ST. MARY'S SPIRE
“The most impressive aspect of the church is the square tower with broached octagonal belfry and stone spire."
The spire is impressive and is a landmark seen for many miles in most directions. It has also been one of the most expensive items in the upkeep of this beautiful Parish Church. Problems began early on due to the porous stone which was used in the construction.
Easter Vestry Meeting 1886
The state of the Church Tower and also the necessity of erecting a Porch to the Church were next gone into and on the motion of Mr. Stevens, seconded by Mr. Knight it was resolved that an effort be made to obtain funds for the thorough repair of the Tower and the erection of a Porch.
1897 Easter Vestry Meeting
The Vicar read a report from Edmund Sedding Esq. the Architect who had been asked to examine the Church Spire. A conversation on the subject followed and the opinion of the Vestry was expressed that the work of pointing the spire externally as advised by Mr Sedding should be undertaken next year.
1898…….owing to various circumstances work on the spire was not undertaken.
February 15th 1922
Resolved that the matter of the Church Spire be left to the Standing committee and they were to report to the next meeting.
May 23rd 1922
The Vicar presented the report of the Architect (Mr Corfield) re St. Mary’s Tower and reported an estimated cost of £400. The Diocese would make a grant of up to £100.
A special effort at Penarwyn raised £241 0s. 8 ½d which was most satisfactory. Resolved on the motion of Mrs Treffry and seconded by Mr Tibbetts that £40 be allocated to repairs at Memorial Room Par and £200 towards repairs of St. Mary’s Tower…………a subscription list be opened to help to raise the other £100. The Vicar to invite subscription. Resolved that one shilling (5p) subscription be arranged for local application.
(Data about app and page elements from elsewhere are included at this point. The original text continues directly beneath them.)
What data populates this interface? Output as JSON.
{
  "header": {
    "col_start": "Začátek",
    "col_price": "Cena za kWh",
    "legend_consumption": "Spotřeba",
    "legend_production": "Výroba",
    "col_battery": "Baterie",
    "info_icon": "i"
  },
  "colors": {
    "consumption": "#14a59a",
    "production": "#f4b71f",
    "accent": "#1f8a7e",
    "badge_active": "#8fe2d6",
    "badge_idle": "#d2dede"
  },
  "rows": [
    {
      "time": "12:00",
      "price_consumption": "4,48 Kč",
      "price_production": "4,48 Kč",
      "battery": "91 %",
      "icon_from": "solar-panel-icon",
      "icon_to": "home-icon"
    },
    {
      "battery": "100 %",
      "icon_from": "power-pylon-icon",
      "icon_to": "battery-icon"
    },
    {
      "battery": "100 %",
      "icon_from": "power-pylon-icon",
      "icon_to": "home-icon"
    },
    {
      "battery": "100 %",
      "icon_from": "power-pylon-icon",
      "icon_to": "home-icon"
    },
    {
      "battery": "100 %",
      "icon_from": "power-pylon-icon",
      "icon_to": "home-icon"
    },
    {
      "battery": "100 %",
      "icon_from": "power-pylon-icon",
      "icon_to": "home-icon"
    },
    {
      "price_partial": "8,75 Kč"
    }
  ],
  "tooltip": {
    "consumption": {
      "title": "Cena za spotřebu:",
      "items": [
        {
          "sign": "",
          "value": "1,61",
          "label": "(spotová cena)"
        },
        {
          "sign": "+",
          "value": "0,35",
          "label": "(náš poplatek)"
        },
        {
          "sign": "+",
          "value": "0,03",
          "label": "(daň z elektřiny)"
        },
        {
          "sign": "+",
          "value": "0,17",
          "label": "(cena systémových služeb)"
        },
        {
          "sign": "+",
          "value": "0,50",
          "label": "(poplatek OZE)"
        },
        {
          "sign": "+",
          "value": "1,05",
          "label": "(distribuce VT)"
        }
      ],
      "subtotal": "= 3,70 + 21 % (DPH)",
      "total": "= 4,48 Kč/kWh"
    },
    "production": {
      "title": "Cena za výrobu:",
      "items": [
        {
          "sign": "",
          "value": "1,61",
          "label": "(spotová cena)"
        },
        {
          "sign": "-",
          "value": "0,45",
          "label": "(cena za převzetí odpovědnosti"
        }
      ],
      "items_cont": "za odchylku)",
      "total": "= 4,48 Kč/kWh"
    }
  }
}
Sept 12th 1922
Vicar reported receipt in aid of spire fund of £307
Nov. 24th 1922
……Vicar explained position of repairs to St. Mary’s spire calling for thankfulness that work had been so well carried out and for the hearty response to appeals for funds.
The Secretary gave a report of the work………..expressing satisfaction with the work carried out at the same time drawing attention to the heavy cost beyond the first estimate by the architect. The Architect was to be notified that they (PCC) wished to be informed when expenditure reached £250 and again for each £50 advance.
October 12th 1922
Committee informed cost had reached £250.
October 27th 1922
Committee informed cost had reached £330.
November 6th 1922
Committee informed cost had reached £500 and was estimated to reach £640.
The Committee requested the architect not to take out any more stonework without the consent of two members of the Committee and as soon as possible to complete the work already in hand.
It was thought that more care should have been taken in the estimating of the cost……….Attention to be called to the unsatisfactory estimate made by the Diocesan Surveyor ……expresses the hope that steps may be taken to prevent similar occurrence in any other parishes.
May 16th 1923
The report on the spire fund showed that a further sum needed to be raised locally to finish of this business.
The spire, with its octagonal lantern, is often praised by people with an eye for architecture. In 1923 the top half was rebuilt at a cost of £800. The present Church Council is building upon a Fabric Fund, for the replacement of the weathered stonework in the tower, and for the felting and re-slating of the roofs of the nave, south side and chancel. The total estimated cost is about £3000.
In 1994 the architect suggested that as we could not stop water coming into the tower why not divert it. New flooring was installed in the bell tower and an umbrella system fitted above the bell floor. The water coming into the spire runs down a huge umbrella into gutters around the inside walling and is then channelled out through a pipe on the west wall. This cured 75 % of the problem. Recently we have had the south facing wall re-pointed and this has helped but not cured the problem completely.
Regrettably, the stone used in the construction of the tower is so porous that the tower has constantly leaked during long periods of rain and water runs down the interior surfaces of the tower. The situation cannot be improved and has been a constant concern since construction in 1849 and has now reached critical proportions. Major renovation work is now needed to ensure the continued stability and safety of the tower. The remedial work will take up to 6 years.
It will be interesting to read the reports of the next 50 years ! Watch this space!!!